Next up, coming to shelves at the very end of this year, is Peter McCarty’s First Snow. It’s the story of Sancho and his sisters’ visitor, their cousin Pedro. When Sancho tells Pedro it’s starting to snow, he says that he’s never seen it, nor does he think he will like it. “Because it is cold,” he tells Sancho. “And I don’t like cold.” After it snows all during the night, Pedro wakes up feeling confused over everyone’s utter glee. Pedro joins his cousins outside anyway. They try to get him to make snow angels and taste the snowflakes on his tongue, but his response to nearly everything? The cold bothers him. Humbug.

But then someone grabs a sled and suggests they go down a big hill. “Why do you go up?” asks Pedro. “To go back down,” someone says. Pedro finally sleds.

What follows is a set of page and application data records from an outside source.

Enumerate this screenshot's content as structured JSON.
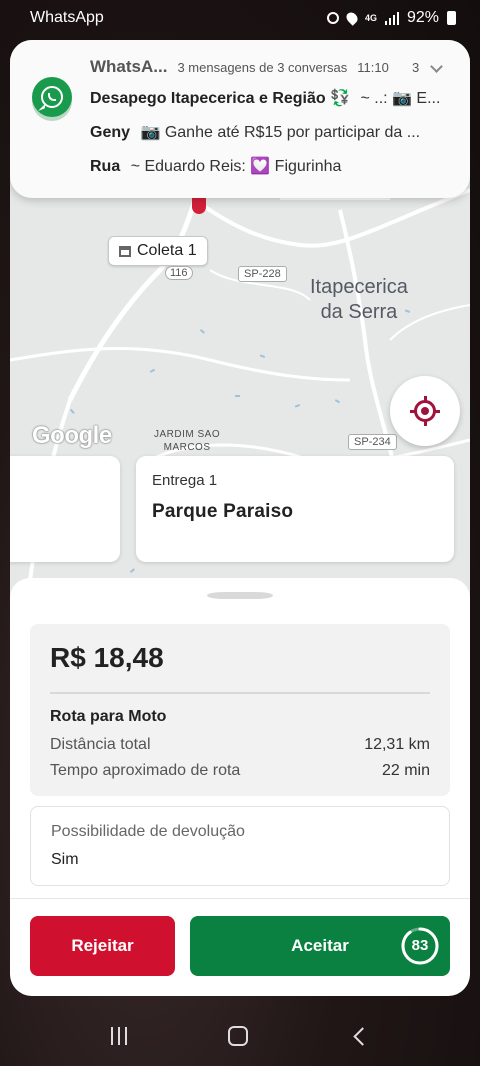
{
  "status_bar": {
    "app_label": "WhatsApp",
    "battery": "92%",
    "network": "4G"
  },
  "notification": {
    "app": "WhatsA...",
    "summary": "3 mensagens de 3 conversas",
    "time": "11:10",
    "count": "3",
    "messages": [
      {
        "sender": "Desapego Itapecerica e Região 💱",
        "text": "~ ..: 📷 E..."
      },
      {
        "sender": "Geny",
        "text": "📷 Ganhe até  R$15 por participar da ..."
      },
      {
        "sender": "Rua",
        "text": "~ Eduardo Reis: 💟 Figurinha"
      }
    ]
  },
  "map": {
    "pickup_chip": "Coleta 1",
    "city": [
      "Itapecerica",
      "da Serra"
    ],
    "district": [
      "JARDIM SAO",
      "MARCOS"
    ],
    "road_tags": [
      "SP-228",
      "SP-234",
      "116"
    ],
    "attribution": "Google"
  },
  "stop_card": {
    "kicker": "Entrega 1",
    "place": "Parque Paraiso"
  },
  "offer": {
    "price": "R$ 18,48",
    "route_title": "Rota para Moto",
    "distance_label": "Distância total",
    "distance_value": "12,31 km",
    "time_label": "Tempo aproximado de rota",
    "time_value": "22 min",
    "return_label": "Possibilidade de devolução",
    "return_value": "Sim"
  },
  "actions": {
    "reject": "Rejeitar",
    "accept": "Aceitar",
    "countdown": "83",
    "countdown_progress": 0.9
  },
  "colors": {
    "accent_red": "#d0102f",
    "accent_green": "#0a8140",
    "whatsapp_green": "#1a9a4c"
  }
}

And these spreads of his joy-filled romp down the snow are such fun, really capturing the exhilaration children feel on a flight down a hard-core, very steep hill.

First SnowBest of all, Pedro is finally won over. He’s turned to the snow side—and readers sense he won’t soon forget his winter visit to his cousins’.

McCarty has a style all his own, which includes, in this case, his quirky dog characters on spare, uncluttered, sepia-toned backgrounds, though when the neighborhood kids show up to sled, he introduces what the Kirkus review for another McCarty book calls the “interspecies amiability” for which he’s known; here are anthropomorphized birds, cats, squirrels and more. His watercolors are wonderfully textured with soft pastels for the splashes of color throughout. It’s fun, this one.

Here’s hoping you engage in your own exhilarating flights downhill this winter, and since it’s not likely I’ll get enough snow for one of my own, won’t you please sled one for me?

OUTSIDE. Copyright © 2014 by Deirdre Gill. Illustration reproduced by permission of the publisher, Houghton Mifflin Harcourt, Boston.

Julie Danielson (Jules) conducts interviews and features of authors and illustrators at Seven Impossible Things Before Breakfast, a children's literature blog primarily focused on illustration and picture books.